As we conclude this month that marked the sixteenth anniversary of September 11th, we must carry with us the lesson that the attack brought to our collective quest for freedom. Terrorism is a threat we all fear. While we must try to prevent American citizens from being murdered by terrorists, we must also guard against the eroding of our rights. The USA Patriot Act has most affected freedom at home. In memory of the victims of 9/11, we should consider the lessons that the attacks and the fallout taught us about the whimsical nature of freedom.
Conservatives claim to support the principles of our founding – mainly freedom from the government – and do so successfully on a number of America’s key issues. Conservatives support the right of individuals to trade in the market with limited government constraint, to decide the school best suited for their own children without government order and to hold debate not monitored by Big Brother’s thought police. Yet, the very same notion of freedom from the government slipped the minds of many for years after September 11, 2001.

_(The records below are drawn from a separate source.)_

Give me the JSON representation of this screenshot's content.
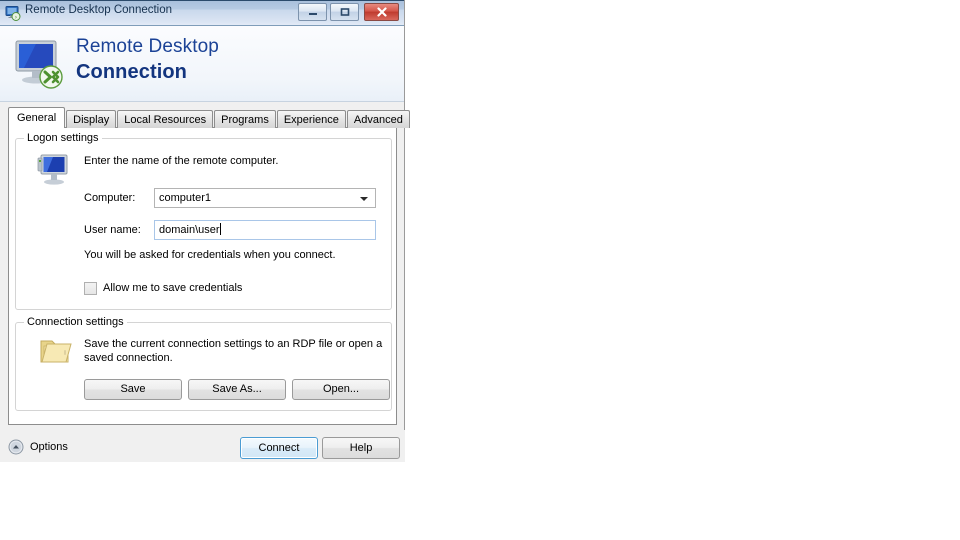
{
  "window": {
    "title": "Remote Desktop Connection",
    "titlebar_icon": "remote-desktop-icon",
    "controls": {
      "minimize": "minimize-icon",
      "maximize": "maximize-icon",
      "close": "close-icon"
    }
  },
  "banner": {
    "icon": "remote-desktop-monitor-icon",
    "line1": "Remote Desktop",
    "line2": "Connection",
    "title_color": "#1b4296"
  },
  "tabs": [
    {
      "label": "General",
      "active": true
    },
    {
      "label": "Display",
      "active": false
    },
    {
      "label": "Local Resources",
      "active": false
    },
    {
      "label": "Programs",
      "active": false
    },
    {
      "label": "Experience",
      "active": false
    },
    {
      "label": "Advanced",
      "active": false
    }
  ],
  "logon_settings": {
    "group_title": "Logon settings",
    "icon": "computer-monitor-icon",
    "description": "Enter the name of the remote computer.",
    "computer_label": "Computer:",
    "computer_value": "computer1",
    "computer_dropdown_icon": "chevron-down-icon",
    "username_label": "User name:",
    "username_value": "domain\\user",
    "username_focused": true,
    "credentials_note": "You will be asked for credentials when you connect.",
    "save_credentials_label": "Allow me to save credentials",
    "save_credentials_checked": false
  },
  "connection_settings": {
    "group_title": "Connection settings",
    "icon": "open-folder-icon",
    "description": "Save the current connection settings to an RDP file or open a saved connection.",
    "buttons": {
      "save": "Save",
      "save_as": "Save As...",
      "open": "Open..."
    }
  },
  "footer": {
    "options_icon": "chevron-up-circle-icon",
    "options_label": "Options",
    "connect_label": "Connect",
    "help_label": "Help",
    "default_button": "Connect",
    "accent_color": "#4b9cd3"
  }
}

After the attacks on September 11, 2001, America stood paralyzed in a state of terror. The question that our legislature properly rushed to address the steps to take to stop a similar attacks in the future. The collective state of panic, however, led to drastic government overreach, curtailing Americans’ 4th amendment rights through an invasive and tyrannical government shakedown of its citizen’s phone records and other personal data.
To be fair, dealing with rogue terrorist organizations attacking our country was new territory for Americans – our representatives included. But, practically speaking, this was the most anti-freedom action of the federal government since the turn of the century. It rode on the whim of the public’s post-9/11 fear. Almost all conservative politicians were willing to go along for the ride.
Many provisions of the Patriot Act were deemed unconstitutional in a round of 2005 federal court cases. Politicians, both Democrat and Republican now recognize the unconstitutionality of the Patriot Act. The silver lining in this analysis is the genius of the checks and balances that allow for our system of limited government. The legislative response to the 9/11 attacks was signed into law by an executive branch who was similarly dependent on the will of the voter to be reelected. Thankfully, our system includes a judicial branch that has the power to declare bills which violate our natural and inalienable rights unconstitutional – even when such bills are supported by an emotionally affected public.
The Freedom Act was passed in 2015 with the sponsorship by Sen. Tom Cotton (R-AR) and diluted many of the Patriot Act’s most egregious attacks on American’s civil liberties. The Freedom Act, however, maintained the government’s metadata collection programs through Section 215 allowing the government to collect a warrant through an ex parte court case for citizens’ gun records, credit card records, driver’s license records and phone data. There has been little evidence correlating the Freedom Act to thwarted terrorist attacks.
Our freedoms are most vulnerable when public fear is at its peak. Every conservative who believes in limiting government from invading our life, liberty and private property should assess their support for the Freedom Act and demand its swift repeal.